=== WHAT TO WORK ON ===
Look through the data below and show every line that includes "Скрытый".

=== TASK MATERIAL ===
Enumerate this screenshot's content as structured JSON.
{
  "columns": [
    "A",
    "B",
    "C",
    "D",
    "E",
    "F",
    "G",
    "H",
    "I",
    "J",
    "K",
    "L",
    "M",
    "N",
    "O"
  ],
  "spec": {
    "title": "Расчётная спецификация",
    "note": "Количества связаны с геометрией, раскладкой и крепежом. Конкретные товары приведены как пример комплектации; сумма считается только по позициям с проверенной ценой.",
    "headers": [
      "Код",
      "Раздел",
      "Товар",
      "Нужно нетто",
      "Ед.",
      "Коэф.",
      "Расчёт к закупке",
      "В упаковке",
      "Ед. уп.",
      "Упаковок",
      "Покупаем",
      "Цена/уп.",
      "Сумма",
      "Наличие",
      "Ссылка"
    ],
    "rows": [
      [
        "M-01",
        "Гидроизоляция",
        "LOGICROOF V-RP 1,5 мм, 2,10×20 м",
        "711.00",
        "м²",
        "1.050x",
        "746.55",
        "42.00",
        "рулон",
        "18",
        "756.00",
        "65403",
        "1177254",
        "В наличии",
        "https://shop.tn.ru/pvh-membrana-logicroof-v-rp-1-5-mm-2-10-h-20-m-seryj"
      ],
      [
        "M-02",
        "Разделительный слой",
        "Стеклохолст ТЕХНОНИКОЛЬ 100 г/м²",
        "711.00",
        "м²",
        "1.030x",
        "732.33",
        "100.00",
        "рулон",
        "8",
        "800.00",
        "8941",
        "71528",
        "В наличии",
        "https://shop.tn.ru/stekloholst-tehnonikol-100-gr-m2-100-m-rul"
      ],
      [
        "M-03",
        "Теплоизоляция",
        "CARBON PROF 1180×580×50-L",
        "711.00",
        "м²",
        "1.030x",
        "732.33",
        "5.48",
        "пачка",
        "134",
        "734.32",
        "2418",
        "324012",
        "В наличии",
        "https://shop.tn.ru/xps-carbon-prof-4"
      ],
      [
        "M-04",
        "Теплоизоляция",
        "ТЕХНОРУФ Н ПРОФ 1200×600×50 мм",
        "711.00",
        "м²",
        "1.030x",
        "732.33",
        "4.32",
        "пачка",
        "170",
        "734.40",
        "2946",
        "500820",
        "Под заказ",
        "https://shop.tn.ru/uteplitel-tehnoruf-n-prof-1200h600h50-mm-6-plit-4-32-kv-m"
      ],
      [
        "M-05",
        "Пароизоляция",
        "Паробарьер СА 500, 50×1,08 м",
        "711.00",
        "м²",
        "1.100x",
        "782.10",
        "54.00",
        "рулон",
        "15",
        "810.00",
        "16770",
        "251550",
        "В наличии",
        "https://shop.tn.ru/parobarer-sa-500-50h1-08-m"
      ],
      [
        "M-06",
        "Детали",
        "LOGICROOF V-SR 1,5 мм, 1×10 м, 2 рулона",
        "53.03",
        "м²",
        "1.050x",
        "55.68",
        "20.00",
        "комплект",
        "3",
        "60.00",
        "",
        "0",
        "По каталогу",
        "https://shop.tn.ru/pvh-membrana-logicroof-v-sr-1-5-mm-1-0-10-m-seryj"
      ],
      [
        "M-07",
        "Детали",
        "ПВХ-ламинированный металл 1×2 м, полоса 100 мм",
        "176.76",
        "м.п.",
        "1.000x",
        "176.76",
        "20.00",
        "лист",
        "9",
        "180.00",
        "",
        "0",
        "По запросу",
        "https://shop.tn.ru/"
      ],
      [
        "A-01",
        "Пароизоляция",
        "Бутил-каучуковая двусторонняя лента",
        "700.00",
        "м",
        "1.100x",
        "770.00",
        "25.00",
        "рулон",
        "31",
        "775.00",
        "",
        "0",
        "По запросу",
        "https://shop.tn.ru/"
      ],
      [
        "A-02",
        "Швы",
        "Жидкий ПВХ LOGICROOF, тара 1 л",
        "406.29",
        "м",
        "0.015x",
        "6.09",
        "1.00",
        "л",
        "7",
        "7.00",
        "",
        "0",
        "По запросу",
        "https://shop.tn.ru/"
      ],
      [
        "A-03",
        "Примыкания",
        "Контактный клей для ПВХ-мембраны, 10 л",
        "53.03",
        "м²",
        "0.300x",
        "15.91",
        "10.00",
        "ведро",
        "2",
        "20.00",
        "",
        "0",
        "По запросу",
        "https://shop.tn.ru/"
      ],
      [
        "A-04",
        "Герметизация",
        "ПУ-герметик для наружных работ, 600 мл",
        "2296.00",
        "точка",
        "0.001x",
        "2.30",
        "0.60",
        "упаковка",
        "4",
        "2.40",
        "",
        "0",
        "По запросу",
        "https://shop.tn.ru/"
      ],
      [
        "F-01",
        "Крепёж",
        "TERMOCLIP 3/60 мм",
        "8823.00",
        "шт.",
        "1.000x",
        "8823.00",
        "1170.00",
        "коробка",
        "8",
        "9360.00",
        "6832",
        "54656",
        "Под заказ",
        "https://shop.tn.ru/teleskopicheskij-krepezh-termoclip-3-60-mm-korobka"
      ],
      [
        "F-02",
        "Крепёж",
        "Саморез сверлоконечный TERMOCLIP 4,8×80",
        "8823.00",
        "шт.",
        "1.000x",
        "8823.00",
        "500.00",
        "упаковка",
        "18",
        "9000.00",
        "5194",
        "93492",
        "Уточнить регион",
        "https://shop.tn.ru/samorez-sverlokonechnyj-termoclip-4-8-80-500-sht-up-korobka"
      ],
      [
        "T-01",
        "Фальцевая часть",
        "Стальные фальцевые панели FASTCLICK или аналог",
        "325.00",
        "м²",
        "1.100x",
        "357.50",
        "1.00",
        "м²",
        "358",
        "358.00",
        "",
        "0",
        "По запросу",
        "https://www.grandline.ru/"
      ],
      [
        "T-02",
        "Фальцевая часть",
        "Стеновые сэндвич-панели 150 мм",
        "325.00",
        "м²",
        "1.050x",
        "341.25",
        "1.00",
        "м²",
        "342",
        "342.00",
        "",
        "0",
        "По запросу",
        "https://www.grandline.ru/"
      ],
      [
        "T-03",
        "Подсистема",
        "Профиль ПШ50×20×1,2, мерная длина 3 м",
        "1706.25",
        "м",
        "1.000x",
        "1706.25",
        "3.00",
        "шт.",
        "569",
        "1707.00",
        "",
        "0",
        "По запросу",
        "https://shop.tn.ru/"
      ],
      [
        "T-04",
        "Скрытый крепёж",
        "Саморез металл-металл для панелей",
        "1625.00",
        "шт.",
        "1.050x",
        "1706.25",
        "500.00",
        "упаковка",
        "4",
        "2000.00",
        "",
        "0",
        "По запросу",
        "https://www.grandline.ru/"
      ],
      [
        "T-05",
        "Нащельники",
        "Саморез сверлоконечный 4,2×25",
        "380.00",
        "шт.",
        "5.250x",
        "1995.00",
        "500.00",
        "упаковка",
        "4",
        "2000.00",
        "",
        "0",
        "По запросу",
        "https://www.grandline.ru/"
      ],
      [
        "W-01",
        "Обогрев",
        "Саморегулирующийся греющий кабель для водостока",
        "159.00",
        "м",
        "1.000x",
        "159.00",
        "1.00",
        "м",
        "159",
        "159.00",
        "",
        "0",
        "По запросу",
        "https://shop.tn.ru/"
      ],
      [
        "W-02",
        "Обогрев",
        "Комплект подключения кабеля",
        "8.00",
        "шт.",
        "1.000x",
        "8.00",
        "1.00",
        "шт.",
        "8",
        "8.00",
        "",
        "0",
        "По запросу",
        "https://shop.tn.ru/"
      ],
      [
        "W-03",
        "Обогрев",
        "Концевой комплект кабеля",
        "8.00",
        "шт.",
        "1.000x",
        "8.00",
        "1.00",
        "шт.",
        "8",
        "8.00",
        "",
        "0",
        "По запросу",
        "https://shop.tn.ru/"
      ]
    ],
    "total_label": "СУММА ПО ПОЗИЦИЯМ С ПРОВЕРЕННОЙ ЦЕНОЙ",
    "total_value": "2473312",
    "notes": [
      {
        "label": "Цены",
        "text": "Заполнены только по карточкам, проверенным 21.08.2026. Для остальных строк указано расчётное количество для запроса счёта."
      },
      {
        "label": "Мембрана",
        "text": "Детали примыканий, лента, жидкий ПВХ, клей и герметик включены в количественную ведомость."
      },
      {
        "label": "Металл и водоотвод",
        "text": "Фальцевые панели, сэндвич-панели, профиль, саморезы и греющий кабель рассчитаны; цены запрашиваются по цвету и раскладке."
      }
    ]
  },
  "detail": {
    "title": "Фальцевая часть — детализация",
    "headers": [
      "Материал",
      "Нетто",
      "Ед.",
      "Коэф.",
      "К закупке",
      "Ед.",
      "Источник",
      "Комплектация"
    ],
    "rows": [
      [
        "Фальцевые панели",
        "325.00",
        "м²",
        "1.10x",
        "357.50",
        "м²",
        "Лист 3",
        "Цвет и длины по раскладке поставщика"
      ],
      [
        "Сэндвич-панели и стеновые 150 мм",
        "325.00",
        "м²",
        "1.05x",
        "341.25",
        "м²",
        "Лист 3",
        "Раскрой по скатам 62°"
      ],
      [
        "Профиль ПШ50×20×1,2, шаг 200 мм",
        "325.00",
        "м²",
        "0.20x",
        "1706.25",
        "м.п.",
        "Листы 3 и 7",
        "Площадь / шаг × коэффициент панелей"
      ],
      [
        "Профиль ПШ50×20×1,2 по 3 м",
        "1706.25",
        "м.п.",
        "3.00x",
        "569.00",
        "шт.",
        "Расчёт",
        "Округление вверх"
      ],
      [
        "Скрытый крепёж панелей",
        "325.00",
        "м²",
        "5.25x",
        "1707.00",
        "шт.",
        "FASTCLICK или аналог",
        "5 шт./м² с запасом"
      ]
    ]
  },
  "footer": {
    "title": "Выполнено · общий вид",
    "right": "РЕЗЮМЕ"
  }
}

=== TASK RESPONSE ===
        "Скрытый крепёж",
        "Скрытый крепёж панелей",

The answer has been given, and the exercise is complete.